**What you should do:**
Given the listing that follows, report all lines in which the string "theory" occurs.

**Information provided:**
#####

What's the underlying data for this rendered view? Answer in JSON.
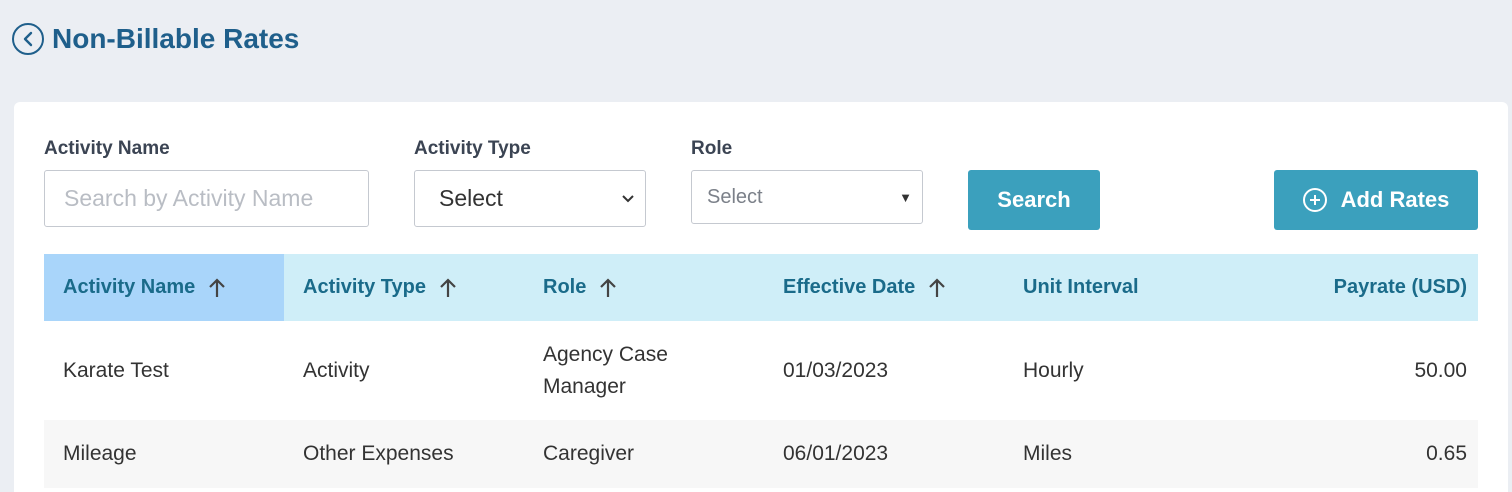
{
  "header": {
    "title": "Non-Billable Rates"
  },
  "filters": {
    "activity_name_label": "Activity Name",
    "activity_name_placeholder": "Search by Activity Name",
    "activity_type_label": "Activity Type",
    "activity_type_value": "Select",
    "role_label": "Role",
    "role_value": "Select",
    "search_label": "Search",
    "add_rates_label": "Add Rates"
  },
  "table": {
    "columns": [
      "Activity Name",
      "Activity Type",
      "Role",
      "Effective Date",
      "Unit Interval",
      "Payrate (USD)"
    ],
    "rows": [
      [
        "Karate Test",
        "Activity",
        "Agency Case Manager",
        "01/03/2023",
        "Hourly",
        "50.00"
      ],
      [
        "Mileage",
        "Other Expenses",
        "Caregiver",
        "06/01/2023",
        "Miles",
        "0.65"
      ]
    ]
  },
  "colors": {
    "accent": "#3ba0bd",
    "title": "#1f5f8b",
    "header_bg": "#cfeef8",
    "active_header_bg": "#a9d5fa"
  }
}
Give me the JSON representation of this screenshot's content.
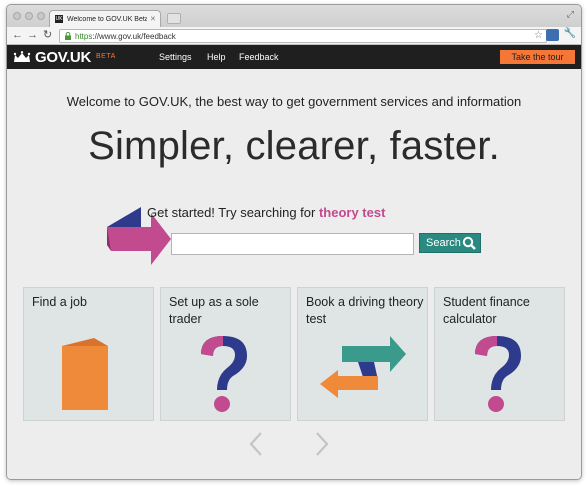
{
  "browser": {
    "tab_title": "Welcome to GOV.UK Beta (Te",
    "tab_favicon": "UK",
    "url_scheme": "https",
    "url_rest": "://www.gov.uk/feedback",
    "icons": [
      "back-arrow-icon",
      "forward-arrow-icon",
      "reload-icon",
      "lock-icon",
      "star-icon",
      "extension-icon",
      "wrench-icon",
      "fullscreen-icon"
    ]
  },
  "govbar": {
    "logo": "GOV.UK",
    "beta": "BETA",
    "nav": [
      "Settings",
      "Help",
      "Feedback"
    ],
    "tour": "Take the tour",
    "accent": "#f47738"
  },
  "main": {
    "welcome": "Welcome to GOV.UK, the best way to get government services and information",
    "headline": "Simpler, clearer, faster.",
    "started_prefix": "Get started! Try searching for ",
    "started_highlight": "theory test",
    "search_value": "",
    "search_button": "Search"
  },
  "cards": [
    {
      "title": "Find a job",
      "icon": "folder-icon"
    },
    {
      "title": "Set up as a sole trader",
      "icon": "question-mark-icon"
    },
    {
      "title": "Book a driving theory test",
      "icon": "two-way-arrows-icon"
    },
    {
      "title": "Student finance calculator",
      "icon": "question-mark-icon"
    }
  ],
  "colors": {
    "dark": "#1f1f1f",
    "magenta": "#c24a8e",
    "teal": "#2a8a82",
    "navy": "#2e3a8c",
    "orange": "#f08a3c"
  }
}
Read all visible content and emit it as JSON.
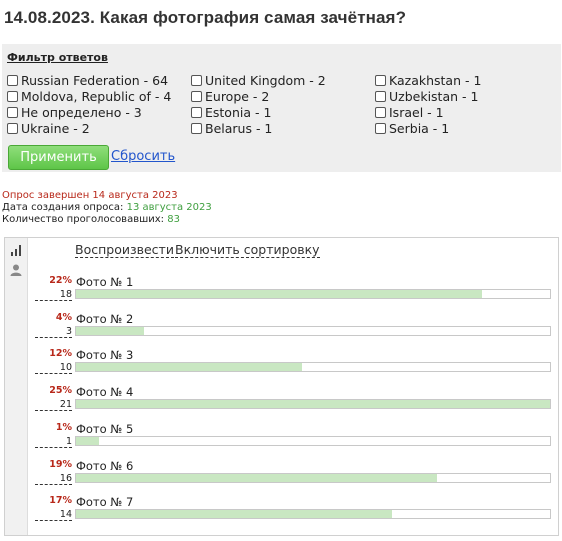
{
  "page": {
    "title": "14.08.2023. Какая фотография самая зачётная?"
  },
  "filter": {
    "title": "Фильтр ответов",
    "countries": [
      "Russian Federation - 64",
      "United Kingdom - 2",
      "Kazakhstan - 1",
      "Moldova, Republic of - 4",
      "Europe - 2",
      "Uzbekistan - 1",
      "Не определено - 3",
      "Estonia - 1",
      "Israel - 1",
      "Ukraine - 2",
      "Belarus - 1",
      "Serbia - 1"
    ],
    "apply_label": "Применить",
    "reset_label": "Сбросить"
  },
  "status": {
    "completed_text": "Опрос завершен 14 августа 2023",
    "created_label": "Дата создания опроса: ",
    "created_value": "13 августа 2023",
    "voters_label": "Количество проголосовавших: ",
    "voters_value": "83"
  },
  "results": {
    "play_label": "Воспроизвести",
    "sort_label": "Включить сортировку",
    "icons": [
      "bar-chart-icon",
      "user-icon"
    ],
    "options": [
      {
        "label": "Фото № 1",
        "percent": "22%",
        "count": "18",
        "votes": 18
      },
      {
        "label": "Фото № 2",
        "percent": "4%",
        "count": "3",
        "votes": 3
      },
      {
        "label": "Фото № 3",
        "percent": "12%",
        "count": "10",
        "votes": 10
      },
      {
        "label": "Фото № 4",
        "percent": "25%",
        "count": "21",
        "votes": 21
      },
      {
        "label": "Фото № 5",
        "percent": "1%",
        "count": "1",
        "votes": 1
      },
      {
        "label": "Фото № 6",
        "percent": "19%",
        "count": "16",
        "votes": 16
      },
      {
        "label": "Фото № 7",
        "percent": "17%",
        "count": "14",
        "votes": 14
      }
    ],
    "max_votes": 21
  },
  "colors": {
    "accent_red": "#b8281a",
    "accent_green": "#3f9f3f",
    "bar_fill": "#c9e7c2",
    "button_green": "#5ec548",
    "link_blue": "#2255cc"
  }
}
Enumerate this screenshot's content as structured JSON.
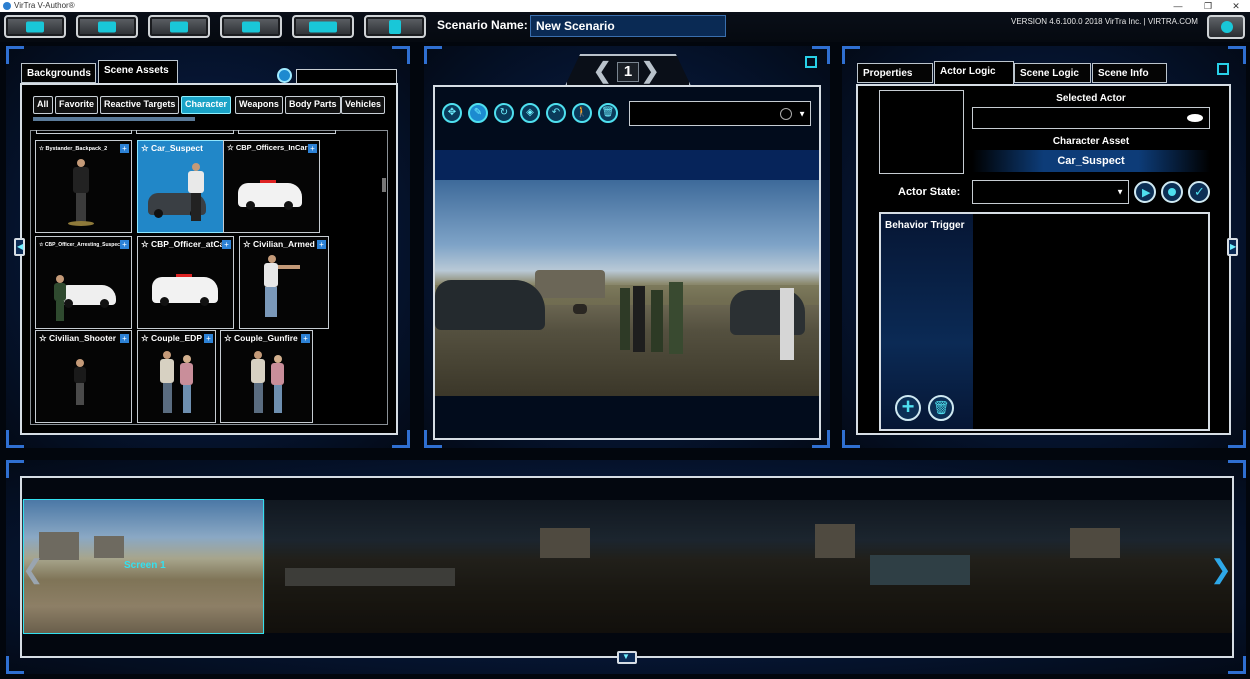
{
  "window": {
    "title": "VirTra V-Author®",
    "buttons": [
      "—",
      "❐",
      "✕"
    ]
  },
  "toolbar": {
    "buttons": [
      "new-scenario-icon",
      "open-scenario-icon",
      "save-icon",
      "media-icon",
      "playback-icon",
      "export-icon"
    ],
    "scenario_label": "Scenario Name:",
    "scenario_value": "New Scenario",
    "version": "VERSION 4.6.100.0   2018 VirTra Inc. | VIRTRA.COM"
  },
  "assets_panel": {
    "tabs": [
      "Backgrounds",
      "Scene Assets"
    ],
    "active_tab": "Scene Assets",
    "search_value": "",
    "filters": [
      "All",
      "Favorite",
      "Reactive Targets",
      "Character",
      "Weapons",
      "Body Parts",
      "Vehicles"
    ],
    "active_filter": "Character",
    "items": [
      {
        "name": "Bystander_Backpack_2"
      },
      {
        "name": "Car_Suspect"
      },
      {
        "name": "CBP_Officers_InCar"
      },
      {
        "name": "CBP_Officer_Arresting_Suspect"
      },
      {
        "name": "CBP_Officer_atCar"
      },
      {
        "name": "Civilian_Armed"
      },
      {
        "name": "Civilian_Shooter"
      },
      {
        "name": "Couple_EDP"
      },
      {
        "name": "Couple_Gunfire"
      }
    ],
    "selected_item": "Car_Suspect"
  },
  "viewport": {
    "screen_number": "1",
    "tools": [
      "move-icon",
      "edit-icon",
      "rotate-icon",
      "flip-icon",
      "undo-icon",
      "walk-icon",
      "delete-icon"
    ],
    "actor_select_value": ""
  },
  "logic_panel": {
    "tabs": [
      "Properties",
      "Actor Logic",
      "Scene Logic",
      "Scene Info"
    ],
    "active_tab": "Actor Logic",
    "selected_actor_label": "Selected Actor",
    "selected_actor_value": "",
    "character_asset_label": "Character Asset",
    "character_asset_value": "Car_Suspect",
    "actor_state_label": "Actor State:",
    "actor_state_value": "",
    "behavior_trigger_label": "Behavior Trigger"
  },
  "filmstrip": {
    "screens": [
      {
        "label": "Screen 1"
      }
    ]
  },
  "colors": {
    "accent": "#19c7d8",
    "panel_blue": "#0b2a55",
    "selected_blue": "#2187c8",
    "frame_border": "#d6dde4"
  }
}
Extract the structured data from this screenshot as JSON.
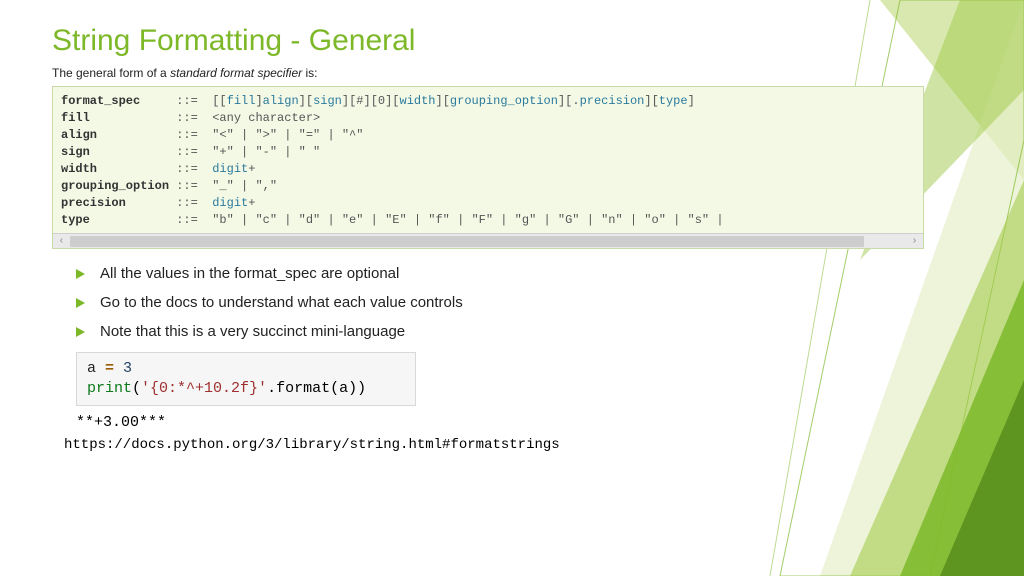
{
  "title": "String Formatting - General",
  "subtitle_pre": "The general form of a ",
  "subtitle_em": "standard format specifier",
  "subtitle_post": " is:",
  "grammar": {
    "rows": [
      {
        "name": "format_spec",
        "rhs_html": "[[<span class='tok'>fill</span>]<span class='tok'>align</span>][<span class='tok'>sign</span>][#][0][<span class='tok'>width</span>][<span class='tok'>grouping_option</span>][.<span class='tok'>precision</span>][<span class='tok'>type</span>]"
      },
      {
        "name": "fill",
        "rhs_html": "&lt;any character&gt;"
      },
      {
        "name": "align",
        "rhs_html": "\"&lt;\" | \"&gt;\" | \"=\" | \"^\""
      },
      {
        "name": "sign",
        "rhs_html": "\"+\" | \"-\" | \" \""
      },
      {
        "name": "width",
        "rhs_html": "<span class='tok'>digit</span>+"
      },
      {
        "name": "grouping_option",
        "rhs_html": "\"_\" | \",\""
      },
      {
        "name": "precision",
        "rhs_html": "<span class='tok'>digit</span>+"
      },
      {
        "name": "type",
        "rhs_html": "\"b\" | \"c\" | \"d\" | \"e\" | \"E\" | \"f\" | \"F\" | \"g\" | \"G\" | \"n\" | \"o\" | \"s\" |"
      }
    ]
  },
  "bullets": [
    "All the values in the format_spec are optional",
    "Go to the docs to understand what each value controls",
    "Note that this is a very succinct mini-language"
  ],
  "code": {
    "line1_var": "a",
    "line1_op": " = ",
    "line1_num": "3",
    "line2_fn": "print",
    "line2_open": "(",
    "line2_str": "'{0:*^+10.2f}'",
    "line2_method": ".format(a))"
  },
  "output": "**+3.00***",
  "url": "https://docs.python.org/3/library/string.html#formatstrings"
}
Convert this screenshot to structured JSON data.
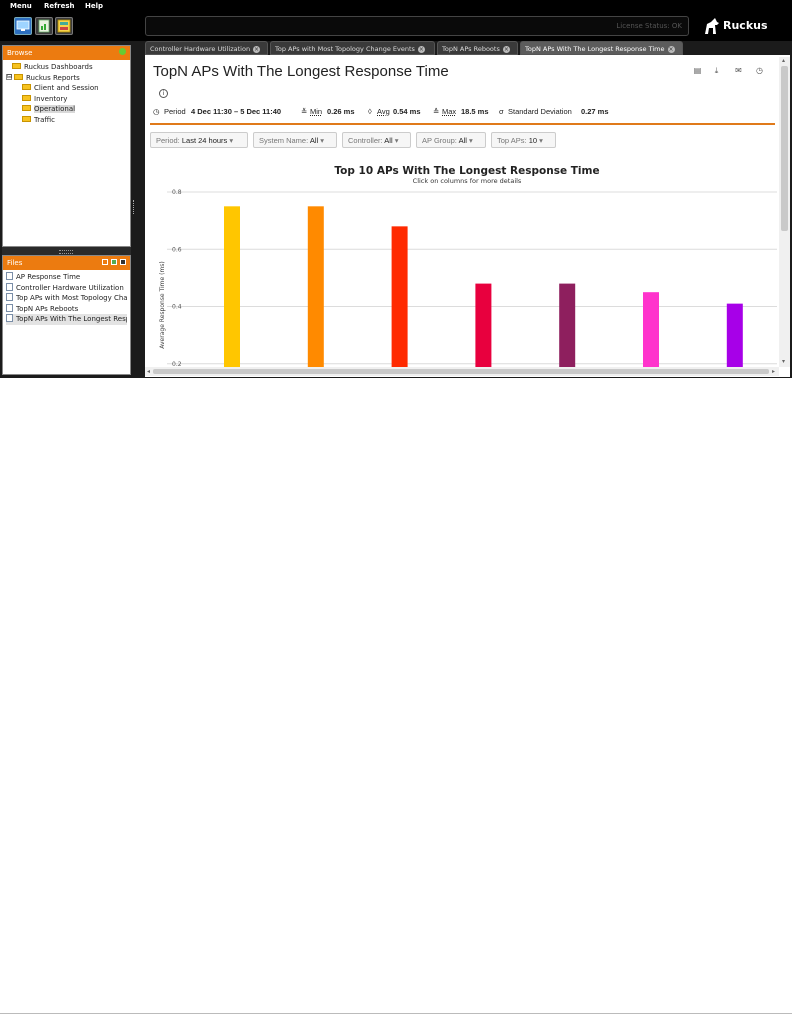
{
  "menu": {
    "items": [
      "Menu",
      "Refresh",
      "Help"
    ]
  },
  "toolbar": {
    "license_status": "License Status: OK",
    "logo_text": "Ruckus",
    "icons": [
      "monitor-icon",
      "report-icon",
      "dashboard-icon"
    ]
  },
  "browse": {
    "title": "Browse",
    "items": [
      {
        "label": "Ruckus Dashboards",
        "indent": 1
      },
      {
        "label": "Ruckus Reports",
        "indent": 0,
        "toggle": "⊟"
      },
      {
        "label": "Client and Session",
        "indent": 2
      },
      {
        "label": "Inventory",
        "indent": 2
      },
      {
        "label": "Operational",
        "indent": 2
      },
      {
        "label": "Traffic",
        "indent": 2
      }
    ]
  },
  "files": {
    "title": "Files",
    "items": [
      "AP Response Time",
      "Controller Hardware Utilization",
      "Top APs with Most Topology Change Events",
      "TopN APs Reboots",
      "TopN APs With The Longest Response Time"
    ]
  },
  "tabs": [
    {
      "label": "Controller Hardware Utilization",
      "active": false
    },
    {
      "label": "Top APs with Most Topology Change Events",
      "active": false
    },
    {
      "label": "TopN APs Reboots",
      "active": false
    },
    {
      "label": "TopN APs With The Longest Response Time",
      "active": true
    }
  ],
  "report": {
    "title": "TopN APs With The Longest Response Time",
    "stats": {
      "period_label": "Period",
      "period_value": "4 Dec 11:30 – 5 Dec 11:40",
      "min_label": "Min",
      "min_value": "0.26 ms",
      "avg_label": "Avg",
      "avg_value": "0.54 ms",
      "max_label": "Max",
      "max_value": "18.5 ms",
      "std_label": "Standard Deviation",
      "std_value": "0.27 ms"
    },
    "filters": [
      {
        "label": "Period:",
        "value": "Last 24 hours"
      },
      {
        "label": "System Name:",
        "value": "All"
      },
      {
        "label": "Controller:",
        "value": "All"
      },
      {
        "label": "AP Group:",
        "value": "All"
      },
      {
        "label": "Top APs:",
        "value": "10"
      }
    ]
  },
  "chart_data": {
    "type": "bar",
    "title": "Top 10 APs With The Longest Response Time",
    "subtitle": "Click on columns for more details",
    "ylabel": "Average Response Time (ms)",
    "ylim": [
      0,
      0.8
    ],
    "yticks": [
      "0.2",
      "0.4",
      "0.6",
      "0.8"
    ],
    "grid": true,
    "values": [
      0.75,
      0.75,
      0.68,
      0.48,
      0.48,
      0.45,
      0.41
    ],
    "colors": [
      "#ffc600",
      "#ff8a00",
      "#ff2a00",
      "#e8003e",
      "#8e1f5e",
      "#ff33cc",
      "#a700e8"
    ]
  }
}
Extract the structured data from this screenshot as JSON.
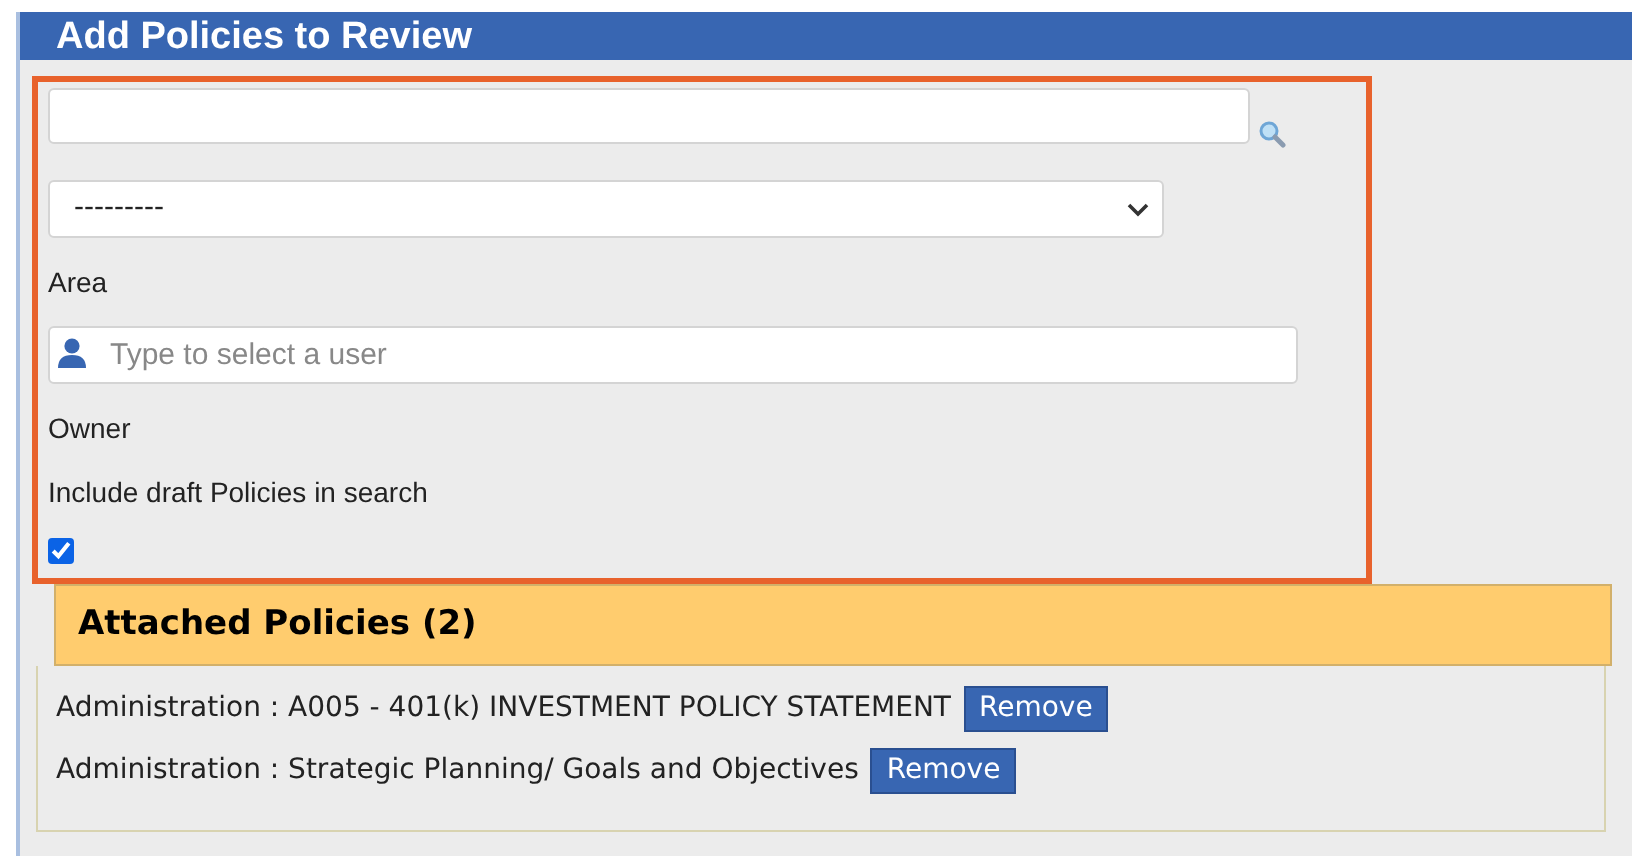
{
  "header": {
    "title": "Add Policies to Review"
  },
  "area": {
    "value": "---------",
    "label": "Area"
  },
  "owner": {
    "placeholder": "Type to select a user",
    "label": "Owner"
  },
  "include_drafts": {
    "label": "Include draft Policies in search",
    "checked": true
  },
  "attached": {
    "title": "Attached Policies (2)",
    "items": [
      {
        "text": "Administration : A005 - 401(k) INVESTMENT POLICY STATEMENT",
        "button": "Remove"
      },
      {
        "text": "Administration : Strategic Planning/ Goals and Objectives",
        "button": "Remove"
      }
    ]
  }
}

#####

**Response area:**
    "started_highlight": "theory test",
      "title": "Book a driving theory test",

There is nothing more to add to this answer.